2. Given a choice, methinks the Ds would (slightly) prefer to have the 1986-type situation – though it is true that greater control by the “loyal opposition” at the statehouse level (legislative chambers, attorneys general, governors) may exert considerable influence on national policy and politics nearly as strongly as Senate control.
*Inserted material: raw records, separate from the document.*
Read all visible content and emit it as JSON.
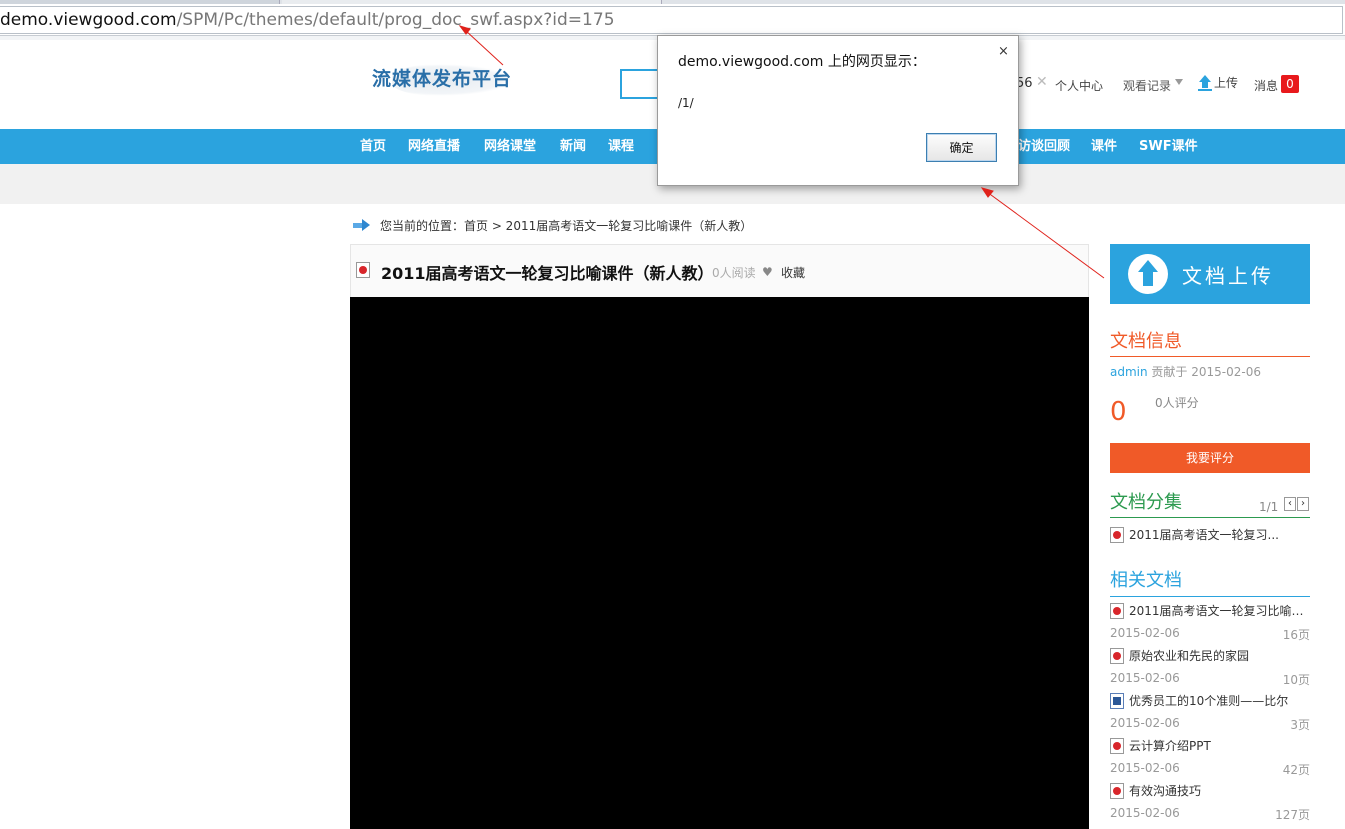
{
  "browser": {
    "url_host": "demo.viewgood.com",
    "url_path": "/SPM/Pc/themes/default/prog_doc_swf.aspx?id=175"
  },
  "header": {
    "logo_text": "流媒体发布平台",
    "user_fragment": "56",
    "user_close": "✕",
    "user_center": "个人中心",
    "history": "观看记录",
    "upload": "上传",
    "messages": "消息",
    "message_count": "0"
  },
  "nav": {
    "items": [
      "首页",
      "网络直播",
      "网络课堂",
      "新闻",
      "课程",
      "",
      "访谈回顾",
      "课件",
      "SWF课件"
    ]
  },
  "breadcrumb": {
    "text": "您当前的位置：首页 > 2011届高考语文一轮复习比喻课件（新人教）"
  },
  "doc": {
    "title": "2011届高考语文一轮复习比喻课件（新人教）",
    "reads": "0人阅读",
    "heart": "♥",
    "collect": "收藏"
  },
  "sidebar": {
    "upload_label": "文档上传",
    "info_title": "文档信息",
    "contributor": "admin",
    "contrib_text": " 贡献于 2015-02-06",
    "score": "0",
    "score_count": "0人评分",
    "rate_button": "我要评分",
    "collection_title": "文档分集",
    "pager": "1/1",
    "pager_prev": "‹",
    "pager_next": "›",
    "collection_items": [
      "2011届高考语文一轮复习..."
    ],
    "related_title": "相关文档",
    "related": [
      {
        "title": "2011届高考语文一轮复习比喻课...",
        "date": "2015-02-06",
        "pages": "16页",
        "icon": "pdf-icon"
      },
      {
        "title": "原始农业和先民的家园",
        "date": "2015-02-06",
        "pages": "10页",
        "icon": "pdf-icon"
      },
      {
        "title": "优秀员工的10个准则——比尔",
        "date": "2015-02-06",
        "pages": "3页",
        "icon": "word-icon"
      },
      {
        "title": "云计算介绍PPT",
        "date": "2015-02-06",
        "pages": "42页",
        "icon": "pdf-icon"
      },
      {
        "title": "有效沟通技巧",
        "date": "2015-02-06",
        "pages": "127页",
        "icon": "pdf-icon"
      }
    ]
  },
  "dialog": {
    "title": "demo.viewgood.com 上的网页显示：",
    "close": "×",
    "message": "/1/",
    "ok": "确定"
  },
  "colors": {
    "brand_blue": "#2ba3de",
    "accent_orange": "#f05a28",
    "section_green": "#2c9a4f",
    "annotation_red": "#e0221b"
  }
}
3. If the Ds manage to flip NV and AZ, they would achieve a 50-50 tie, something that took place only once before. Of course, this would occur only if they hold onto their own in MT (Tester has yet to win a majority, and, unlike 2012, will not have a strong ticketmate) and the Midwest states of MO and IN, which (the region as a whole) proved to be the electoral Waterloo for HRC, and the current incumbents must prove that they can win on their own merits, rather than just benefitting from trainwrecky opponents (yes, 6 additional states also have a trumpence-D federal split, but the aforementioned trio, at least from this early stage, seem to be the lowest-hanging fruits for the current regime). As for governor, the VT seat may be the single most vulnerable to partisan switch; unlike in presidential years, voters do not have 2 ballots at their disposal, one to express disfavour towards the presidential ticket, and the other to express favour towards personally likable local candidates.